The call for a social-scientific study of religious freedom becomes more urgent with the new global challenges to this fundamental right. The task to define the meaning of religious freedom, which was considered by previous research in political science, law, social history, requires more perseverance from the sociologists today. They contribute structural and individual levels of analysis that assist in examining the role of social institutions, religious and political contexts, and individual identities and value systems in constructing the meaning of religious freedom. The study of national contexts together with the comparative research of different countries are presented in this issue as an attempt to illustrate the importance of interdisciplinary research in this field with a broad application of sociological theories and methods.
The linkage between conversion and religious freedom has been theorised with differentapproaches. However relevant they may be, these approaches often have the downside of starting with a given definition of “conversion”, “religion” and hence “religious freedom”. The analysis of conversion (whether or not it is considered to be strictly religious) would in fact suppose not to interpret the conversion as derivative from the convert, but the convert from the conversion, i.e. in what the conversion authorizes. The question is therefore that of the conditions of production and of testing the concept of conversion, consequently of the expected operationality, of the initial double fiction of an irreducibly singular transformation and of a change, through this, of an order felt as unbearable. The importance of the phenomena of conversion could well refer to the problem of pluralism, no longer only religious today, but also social, ethical and political. Conversion would thus be experienced as a protection against the ambivalence intrinsically linked to the plurality of forms of life which are now ours.
This article elaborates the sociological dimensions of religious freedom, drawing on the normative and political definitional frameworks. It discusses the challenges of normative, political, and socio-religious interpretations of religious freedom dynamics and the importance of sociologically driven perspectives for the further integration of religious freedom scholarship. We problematize the implicit sociological interest in religious freedom analysis considering the parallel but not overlapping theoretical discourses on that topic in sociology, legal and political studies. Further, we provide an overview of the recent theoretical and empirical analysis of religious freedom in social-science research emphasizing the sociology of religious freedom as a starting point for that scholarly enterprise. The functions of religious freedom for the individual, religious institutions, and society seen at the intersection of instrumental, conceptual, and axiological dimensions, are presented in the final part of this chapter together with sociological definitions of the concept.

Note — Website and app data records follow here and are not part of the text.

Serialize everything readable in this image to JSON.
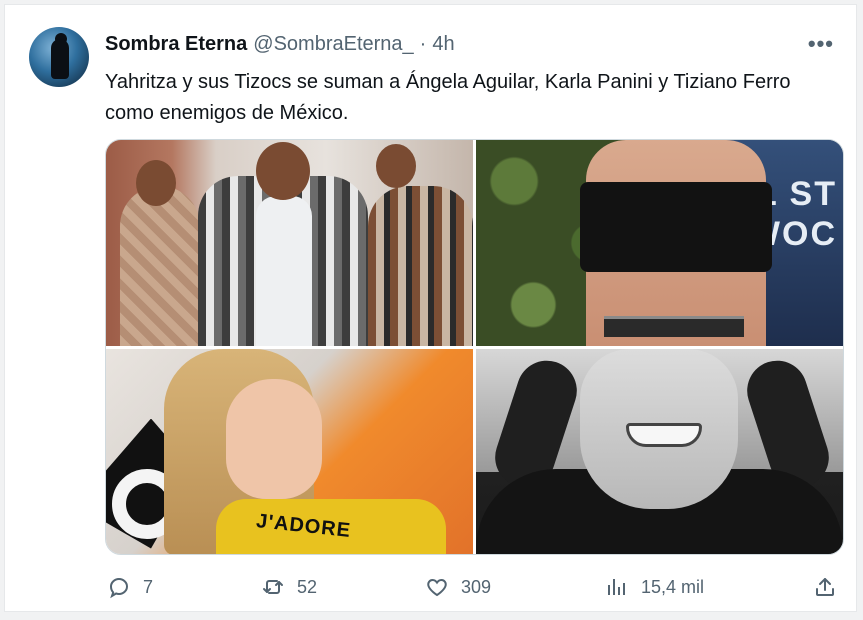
{
  "author": {
    "name": "Sombra Eterna",
    "handle": "@SombraEterna_",
    "separator": "·",
    "time": "4h"
  },
  "more_label": "•••",
  "tweet_text": "Yahritza y sus Tizocs se suman a Ángela Aguilar, Karla Panini y Tiziano Ferro como enemigos de México.",
  "media": {
    "banner_text": "L ST\nWOC",
    "shirt_text": "J'ADORE"
  },
  "actions": {
    "replies": "7",
    "retweets": "52",
    "likes": "309",
    "views": "15,4 mil"
  },
  "icons": {
    "reply": "reply-icon",
    "retweet": "retweet-icon",
    "like": "heart-icon",
    "views": "views-icon",
    "share": "share-icon"
  },
  "colors": {
    "text": "#0f1419",
    "secondary": "#536471",
    "border": "#cfd9de"
  }
}
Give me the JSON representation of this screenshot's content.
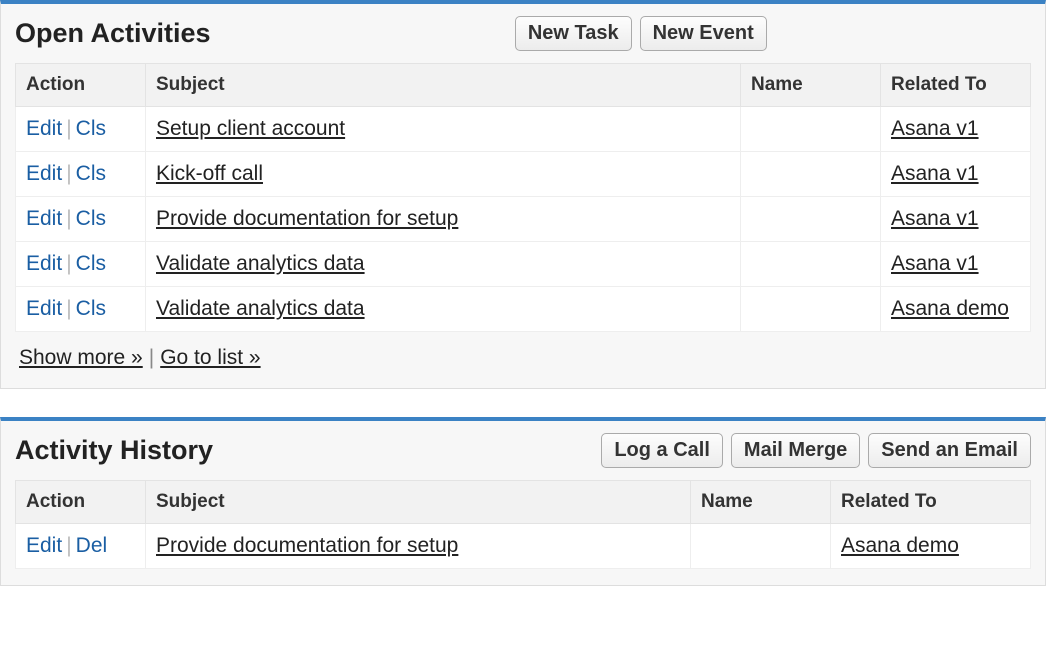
{
  "open_activities": {
    "title": "Open Activities",
    "buttons": {
      "new_task": "New Task",
      "new_event": "New Event"
    },
    "headers": {
      "action": "Action",
      "subject": "Subject",
      "name": "Name",
      "related": "Related To"
    },
    "action_labels": {
      "edit": "Edit",
      "cls": "Cls"
    },
    "rows": [
      {
        "subject": "Setup client account",
        "name": "",
        "related": "Asana v1"
      },
      {
        "subject": "Kick-off call",
        "name": "",
        "related": "Asana v1"
      },
      {
        "subject": "Provide documentation for setup",
        "name": "",
        "related": "Asana v1"
      },
      {
        "subject": "Validate analytics data",
        "name": "",
        "related": "Asana v1"
      },
      {
        "subject": "Validate analytics data",
        "name": "",
        "related": "Asana demo"
      }
    ],
    "footer": {
      "show_more": "Show more »",
      "go_to_list": "Go to list »"
    }
  },
  "activity_history": {
    "title": "Activity History",
    "buttons": {
      "log_call": "Log a Call",
      "mail_merge": "Mail Merge",
      "send_email": "Send an Email"
    },
    "headers": {
      "action": "Action",
      "subject": "Subject",
      "name": "Name",
      "related": "Related To"
    },
    "action_labels": {
      "edit": "Edit",
      "del": "Del"
    },
    "rows": [
      {
        "subject": "Provide documentation for setup",
        "name": "",
        "related": "Asana demo"
      }
    ]
  }
}
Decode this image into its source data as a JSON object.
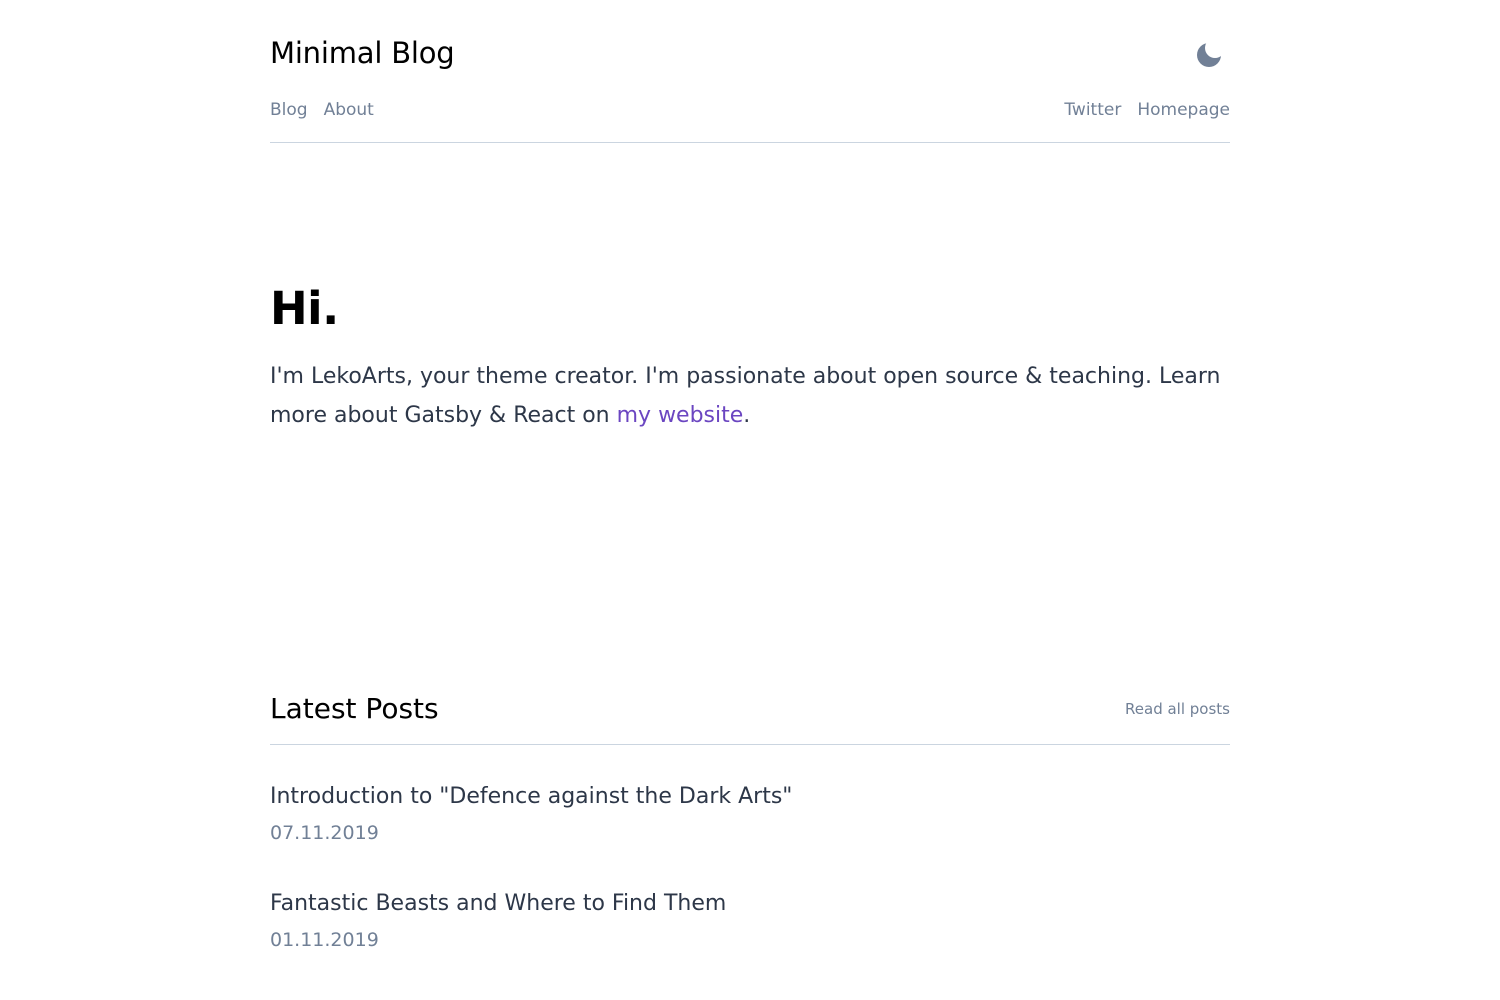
{
  "header": {
    "site_title": "Minimal Blog",
    "theme_toggle_icon": "moon-icon",
    "nav_left": [
      {
        "label": "Blog"
      },
      {
        "label": "About"
      }
    ],
    "nav_right": [
      {
        "label": "Twitter"
      },
      {
        "label": "Homepage"
      }
    ]
  },
  "hero": {
    "heading": "Hi.",
    "text_before_link": "I'm LekoArts, your theme creator. I'm passionate about open source & teaching. Learn more about Gatsby & React on ",
    "link_text": "my website",
    "text_after_link": "."
  },
  "latest_posts": {
    "title": "Latest Posts",
    "read_all_label": "Read all posts",
    "posts": [
      {
        "title": "Introduction to \"Defence against the Dark Arts\"",
        "date": "07.11.2019"
      },
      {
        "title": "Fantastic Beasts and Where to Find Them",
        "date": "01.11.2019"
      }
    ]
  },
  "colors": {
    "text": "#2d3748",
    "muted": "#718096",
    "link": "#6b46c1",
    "divider": "#cbd5e0",
    "heading": "#000000"
  }
}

The rights talk, or the discourse based on the claim that Christian citizens’ constitutional rights to religious freedom and freedom of speech under threat, has been a constitutive element of the Christian Right’s strategy since the inception of the movement at the end of the 1970s. Donald Trump’s entry into the relationship between religion and politics in the United States, however, has caused this discourse to evolve towards a more explicit affirmation of the ethnocentric ideology permeating the political claims of the movement itself. Through the words of one of the most representative Christian Right’s organizations in the twenty-first century, the Family Research Council, this article aims at providing a description of what is defined the “Donald Trump mythology”. Moreover, it highlights the effectiveness of the issue of religious freedom in fomenting a political culture of discrimination in the United States.
To what extent might U.S. public schoolteachers be inclined to reject legal limitations placed on their personal religious expression at work? During school hours, they are required to present themselves as religiously neutral, as they are acting as agents of the state. Using data from an original survey of more than 5,000 public schoolteachers across the U.S., I analyze support for laws prohibiting three specific forms of religious expression in the classroom: leading group prayer, displaying religious material on classroom walls, and making assertions of religious “truth”. Findings indicate that religious affiliation and religiosity outperform ideology as predictors of teachers’ acceptance of limitations on their religious expression in the classroom. Thus, both “politics” and “religion” shape U.S. teachers’ orientations toward personal religious freedom in the classroom – but “religion” matters slightly more.
Do Italian and Russian youths differ in their perceptions of religious freedom and processes of religious socialization? And if so, whether the latter has predictive power vis-a-vis religious freedom. To answer these questions, this article explores the results from the comparative research on the Social Perception of Religious Freedom (SPRF) conducted in Italy and Russia. The questionnaires were completed by Italian (N = 1035) and Russian (N = 775) University students in 2018-2019. The data show that religious freedom as a societal value sustaining pluralism is perceived similarly in both samples. However, the perceptions differ when young people assessed religious freedom as individual autonomy, an international human rights standard, and a principle of state-religion governance. The data reveal that religious socialization in the families and belief have a key role in constructing the meaning of religious freedom for youth in both countries, while religious education had a significant positive effect only for the Russian sample in the model.